649 620 610 631 593 618 679 721 609 656 651 017 594 577 577 538 638 769 789
189 194 200 226 202 206 223 207 265 273 273 260 253
576 533 569 610 614 659 667 095 739 775 825
951 914 237
1.116 1.313 1,150
172 163 176
COLLEGES OR OTHER INSTITUTIONS AT WHICH THE PRINCIPALS OF NEW
YORK ACADEMIES WERE EDUCATED. The Regent's Report of 1863 (referring to 1862), introduced a statement of the Colleges or other institutions at which the Principals of Academies were educated, and this has been continued down to the present time. A summary of these returns for the whole period would have interest if they could be made complete ; but from the large number of names returned without mentioning the place of graduation, in former years, we have deemed it sufficient to present a summary for the last five years ; still incomplete but instructive so
far as it goes.
METHODS OF TEACUING. In 1817, Jonathan Ware, of Albany, addressed a memorial to the Senate, relating to an improved mode of teaching the languages, which was referred to the Regents for examination. Their comniittee, after making inquiries, and observing the result in different examinations in French classes, reported, that in their opinion, “the systein of teaching practiced by liim is superior to the ordinary course pursued in the generality of schools in this State. The method adopted by Mr. Ware resembles that of Dufief: it consists in teaching the proper names of things, and short familiar sentences in the first instances, and leaves grammatical instruction until the pupil is proficient in the art of speaking and understanding the language. This is the natural course, and its advantages are illustrated by the examinations referred to."
They had however no pecuniary patronage to bestow for rewarding individuals for discovering new and successful modes of instruction, however meritorions, and therefore simply reported as above.
Upon the 11th of April 1817, the Senate committee reported to the effect, that it appeared that Mr. Ware's method was a new and valuable improvement in the education of youth, and they recominended him as deserving of encouragement and patronage.'
About the year 1834, as the question of instruction of common School Teachers by Academies came up for discussion, we find Regent's Reports beginning to embrace articles and extracts from returns made by academies, in which " Methods of Teaching " form an important part. This information does not admit of condensation or classification, and our limits do not allow of its admission in these pages. But to the student of educational history we would commend the Regents’ Reports for many years following the date above mentioned, as well worthy of his careful examination, and feel confident in assuring him that he will be well rewarded by the study.

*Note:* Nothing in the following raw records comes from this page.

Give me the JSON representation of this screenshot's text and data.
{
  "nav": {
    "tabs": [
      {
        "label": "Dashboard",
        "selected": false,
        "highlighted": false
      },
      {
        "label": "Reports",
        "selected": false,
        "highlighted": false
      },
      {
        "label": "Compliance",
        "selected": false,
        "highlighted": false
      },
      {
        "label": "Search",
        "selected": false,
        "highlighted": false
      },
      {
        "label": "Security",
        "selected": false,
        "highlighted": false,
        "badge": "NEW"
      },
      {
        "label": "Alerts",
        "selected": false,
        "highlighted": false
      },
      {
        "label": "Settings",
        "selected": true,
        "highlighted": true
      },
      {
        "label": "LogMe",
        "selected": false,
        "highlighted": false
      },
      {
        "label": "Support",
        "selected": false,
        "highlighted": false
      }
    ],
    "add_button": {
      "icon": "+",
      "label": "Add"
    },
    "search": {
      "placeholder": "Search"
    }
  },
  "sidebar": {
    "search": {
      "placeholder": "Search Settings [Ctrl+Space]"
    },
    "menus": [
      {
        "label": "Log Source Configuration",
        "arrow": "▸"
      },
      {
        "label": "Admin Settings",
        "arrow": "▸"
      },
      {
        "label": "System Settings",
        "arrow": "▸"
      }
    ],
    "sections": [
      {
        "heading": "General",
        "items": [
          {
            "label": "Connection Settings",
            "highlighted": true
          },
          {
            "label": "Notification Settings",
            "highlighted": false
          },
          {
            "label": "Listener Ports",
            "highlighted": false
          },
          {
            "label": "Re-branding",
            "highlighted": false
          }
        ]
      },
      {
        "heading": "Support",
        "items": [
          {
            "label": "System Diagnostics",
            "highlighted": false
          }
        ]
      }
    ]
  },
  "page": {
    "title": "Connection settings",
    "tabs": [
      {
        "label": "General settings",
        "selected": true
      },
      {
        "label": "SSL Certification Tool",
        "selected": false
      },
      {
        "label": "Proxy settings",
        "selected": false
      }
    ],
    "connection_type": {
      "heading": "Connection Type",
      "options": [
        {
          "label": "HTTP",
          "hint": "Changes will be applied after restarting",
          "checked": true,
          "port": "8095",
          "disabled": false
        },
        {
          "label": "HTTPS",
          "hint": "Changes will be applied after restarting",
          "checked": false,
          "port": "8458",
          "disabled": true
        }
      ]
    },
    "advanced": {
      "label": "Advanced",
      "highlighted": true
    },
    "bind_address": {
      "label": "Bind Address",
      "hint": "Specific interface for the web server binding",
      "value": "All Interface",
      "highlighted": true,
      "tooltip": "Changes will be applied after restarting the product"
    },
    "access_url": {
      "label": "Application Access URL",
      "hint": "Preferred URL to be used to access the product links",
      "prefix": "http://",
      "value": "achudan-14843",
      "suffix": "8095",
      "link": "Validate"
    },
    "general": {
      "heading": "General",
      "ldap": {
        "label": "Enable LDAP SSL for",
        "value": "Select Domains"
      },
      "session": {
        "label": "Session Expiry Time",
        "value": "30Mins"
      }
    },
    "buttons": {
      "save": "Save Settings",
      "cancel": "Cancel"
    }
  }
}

Average Attendance in the several Terms of the Year.
Students pursuing Classical Studies, preparing for College, and
1.725 1.88 2,168 2,113 2,32
I Senate Journal, 1817, p. 324.